Chinese hurdler Liu Xiang is trying to talk down his chances of a proper comeback race at the Asian Games.

Guangzhou, China – Chinese athletics star Liu Xiang takes centre stage at the Asian Games next week with the weight of a nation bearing down on the 110m hurdler in his bid for an Asiad treble gold.

The Shanghai-born Liu won gold at the 2004 Athens Olympics but left his country shellshocked when he limped out injured from his heat in the Beijing Games.

His surgery, rehabilitation and comeback have come under the microscope here and all eyes will be pinned on the 27-year-old when he lines up for the heats on Monday, with the final coming on Wednesday.

The multi-millionaire, who has spurned the athletes' village for a luxurious hotel, remains an absolute focal point of the Asiad, with tickets to days when he races going for up to 20 times their face value.

Liu insisted that reclaiming his world record on Asian Games home turf was not his top priority.

“I'm looking to finish in the top ... I hope to win the championship,” Liu told Shanghai's Oriental Sports Daily.

“Whenever I can reach the top three in the world, or whenever I can break the world record, that is when I will have recovered (from injury).”

Liu and his coaches believe that a time of 13.30 seconds in the final should be enough to win the gold medal.

His closest rival is teammate Shi Dongpeng, who beat Liu for the first time ever in May with a time of 13.39sec, Shi's personal best.

“Right now, I don't feel any pressure, so this is good for me,” Liu said.

“If I can run within 13.30 seconds, then I will be satisfied.”

Liu's best time in the event is 12.88 seconds run in 2006. Cuban Dayron Robles bested that time in 2008, setting the world record of 12.87.

Other top stars on the track are Bahrain's Yusuf Saad Kamal and Maryam Jamal, a raft of imported African runners now naturalised to run for various Gulf states.

Kamal, born in Kenya as Gregory Koncellah, the son of Billy – a world 800m champion in 1987 and 1991, is the reigning 1500m world champion and 800m bronze medallist.

Defending Ethiopian-born double champion Jamal came to prominence in 2007 when she became the first Bahraini woman to win a world championship title with the 1500m gold in the Osaka worlds.

She then went on to defend her title in Berlin in 2009 and has a good chance of nabbing both the 800m and 1500m in Guangzhou should she go for the double.

“I want to get gold in the 1500m and retain the title I won in Doha but the competition in Guangzhou will be strong after the improvement of athletes from Japan, India and China,” she said.

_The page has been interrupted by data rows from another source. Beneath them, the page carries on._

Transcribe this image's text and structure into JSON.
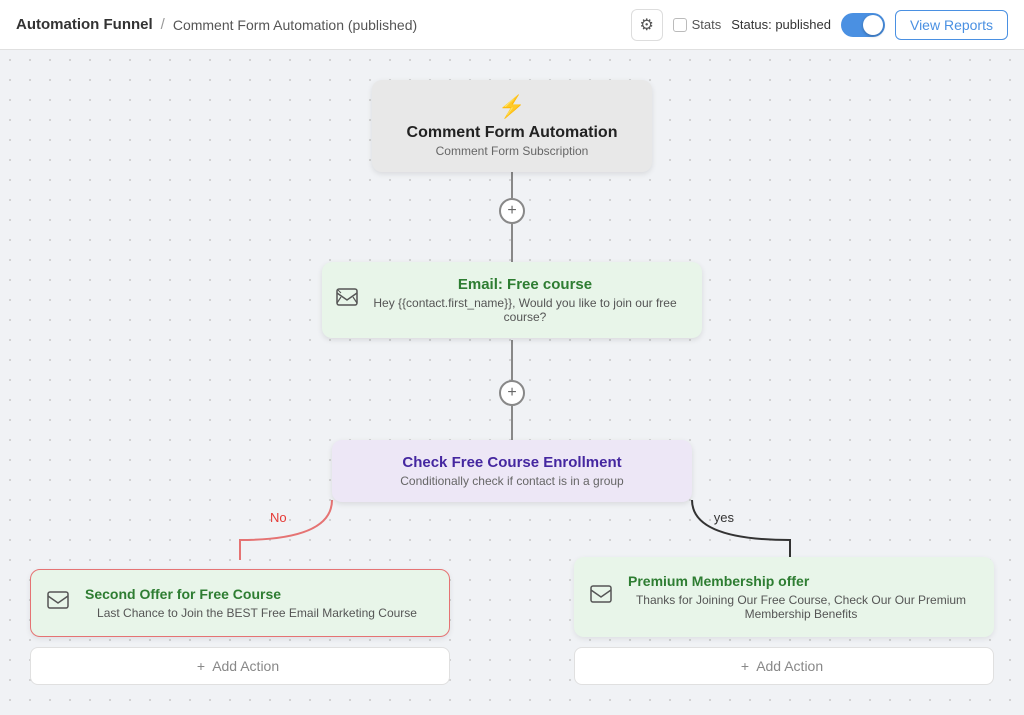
{
  "header": {
    "breadcrumb_root": "Automation Funnel",
    "breadcrumb_sep": "/",
    "breadcrumb_current": "Comment Form Automation (published)",
    "stats_label": "Stats",
    "status_label": "Status: published",
    "view_reports_label": "View Reports"
  },
  "canvas": {
    "trigger_node": {
      "icon": "⚡",
      "title": "Comment Form Automation",
      "subtitle": "Comment Form Subscription"
    },
    "email_node": {
      "title": "Email: Free course",
      "subtitle": "Hey {{contact.first_name}}, Would you like to join our free course?"
    },
    "condition_node": {
      "title": "Check Free Course Enrollment",
      "subtitle": "Conditionally check if contact is in a group"
    },
    "branch_left": {
      "label": "No",
      "card_title": "Second Offer for Free Course",
      "card_subtitle": "Last Chance to Join the BEST Free Email Marketing Course",
      "add_action_label": "Add Action"
    },
    "branch_right": {
      "label": "yes",
      "card_title": "Premium Membership offer",
      "card_subtitle": "Thanks for Joining Our Free Course, Check Our Our Premium Membership Benefits",
      "add_action_label": "Add Action"
    }
  }
}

“Also don't forget that Bahrain's national champion Mimi Belete will also be here.”

Another foreigner flying an adopted flag will be Samuel Francis, the Nigerian sprinter now turning out for Qatar.

Francis is the Asian record holder over 100m (9.99sec) and said he had one thing on his mind.

“My goal is to get the gold medal,” the 23-year-old said, adding: “Everyone is a potential winner, and Masahi Eriguchi (of Japan) and Hassan Habeeb (of Saudi Arabia) are really strong competitors.”

Those missing include Kamel and Jamal's former team-mates Ruqaya al-Ghassara, the now-retired reigning 200m Asian champion who later failed a doping test, and Morocco-born Rashid Ramzi, who was stripped of his Beijing Games 1500m gold medal after testing positive for drugs.

The 2005 double world 800-1500m champion was one of five Beijing competitors who were later caught out when samples were re-tested in February 2009 and found to contain a new form of the banned blood booster EPO-CERA. – Sapa-AFP